“Happy Friday” was the common salute at the door of the 14th Chicago Bike Winter Art Show, an annual exhibit hosted this year by the Chicago Urban Arts Society (CUAS). The response was usually something like, “There’s beer inside, right?”
The expression (not the one about beer) was the greeting of choice among the riders of Critical Mass, a grassroots movement to take back the streets of Chicago with monthly bike rides throughout the city. Their route, which always starts at Daley Plaza on the last Friday of every month, ended this past Friday at CUAS to celebrate the closing of the exhibit. “We had over 500 people come out for the opening, so this is great,” said Lauren Pacheco, co-founder of CUAS.
The two-week show featured an array of art installations, all made and submitted by cyclists and cycling enthusiasts. But the main event of the evening was the Winter Bike Fashion Show, hosted by Rapid Transit Cycleshop to showcase the acme of style from all the city’s local bike shops.
By 7:30, the Critical Mass riders had arrived and gathered in the parking lot across the street. Most chose to lock their bikes up to the fence outside despite the $1 “Bike Valet” offered within. Before checking out the artwork (and the $2 PBR), cyclists and spectators circled around to watch the first performance of a six-girl dance troupe formed at the show’s opening, the Racketeers. As the girls pranced alongside their bikes while dressed in flamboyant tutus and stockings, a bystander blurted out: “Is this what bike porn looks like?”
The Racketeers took center stage again at 8:50, this time performing inside the gallery to Lady Gaga. Ten minutes later, construction on the lighted runway had begun and an MC, dressed in royal blue formal attire, started to warm up the crowd.
As the lights went down, models strolled (and rolled) out onto the runway show off white leather seats, zebra paint jobs, chrome fenders, aluminum water bottles, reflective spokes, pedal straps, and of course all sorts of bells. Towards the end, fashion devolved into theater as a post-apocalyptic biker used a baseball bat to repel pedestrian zombies, who roamed through the crowd before descending on the MC, knocking him to the ground and splashing PBR across the runway.

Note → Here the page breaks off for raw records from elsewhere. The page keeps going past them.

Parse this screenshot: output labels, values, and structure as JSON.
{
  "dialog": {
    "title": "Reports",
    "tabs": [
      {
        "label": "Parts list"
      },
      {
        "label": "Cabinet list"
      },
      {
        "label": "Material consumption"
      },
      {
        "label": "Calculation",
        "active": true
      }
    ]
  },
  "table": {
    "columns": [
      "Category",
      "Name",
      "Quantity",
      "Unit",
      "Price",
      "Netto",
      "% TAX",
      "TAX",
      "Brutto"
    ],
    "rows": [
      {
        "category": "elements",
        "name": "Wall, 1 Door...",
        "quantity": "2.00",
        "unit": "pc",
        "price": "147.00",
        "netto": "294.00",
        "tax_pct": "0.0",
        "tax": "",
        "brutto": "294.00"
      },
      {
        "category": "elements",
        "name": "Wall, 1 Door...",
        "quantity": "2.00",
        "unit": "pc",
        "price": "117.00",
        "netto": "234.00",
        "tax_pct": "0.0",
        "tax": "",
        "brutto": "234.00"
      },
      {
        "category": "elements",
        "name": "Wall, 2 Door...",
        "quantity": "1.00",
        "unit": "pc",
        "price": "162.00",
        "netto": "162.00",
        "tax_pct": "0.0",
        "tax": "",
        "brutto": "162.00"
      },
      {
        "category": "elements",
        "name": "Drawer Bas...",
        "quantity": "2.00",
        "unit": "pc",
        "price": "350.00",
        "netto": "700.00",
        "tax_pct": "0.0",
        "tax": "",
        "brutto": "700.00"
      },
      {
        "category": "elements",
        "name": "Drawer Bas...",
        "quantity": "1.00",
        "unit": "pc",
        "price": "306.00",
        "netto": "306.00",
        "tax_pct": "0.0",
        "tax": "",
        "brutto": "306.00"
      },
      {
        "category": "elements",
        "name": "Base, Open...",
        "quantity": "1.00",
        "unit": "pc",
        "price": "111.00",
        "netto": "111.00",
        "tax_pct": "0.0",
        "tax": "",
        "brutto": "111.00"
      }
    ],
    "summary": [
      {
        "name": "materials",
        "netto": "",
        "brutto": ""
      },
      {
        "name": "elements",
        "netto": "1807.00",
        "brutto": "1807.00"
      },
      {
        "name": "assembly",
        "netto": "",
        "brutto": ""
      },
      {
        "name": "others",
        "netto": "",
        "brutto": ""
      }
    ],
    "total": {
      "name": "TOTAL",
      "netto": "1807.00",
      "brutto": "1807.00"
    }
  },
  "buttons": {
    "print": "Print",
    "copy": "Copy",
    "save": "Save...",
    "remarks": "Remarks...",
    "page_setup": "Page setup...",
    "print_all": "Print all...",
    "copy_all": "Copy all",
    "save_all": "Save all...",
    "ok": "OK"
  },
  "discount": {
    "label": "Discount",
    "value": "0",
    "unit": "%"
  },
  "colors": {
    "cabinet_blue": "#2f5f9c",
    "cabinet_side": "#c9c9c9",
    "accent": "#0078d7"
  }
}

“It’s fine,” said Pacheco, “Two weeks ago it was Goose Island.”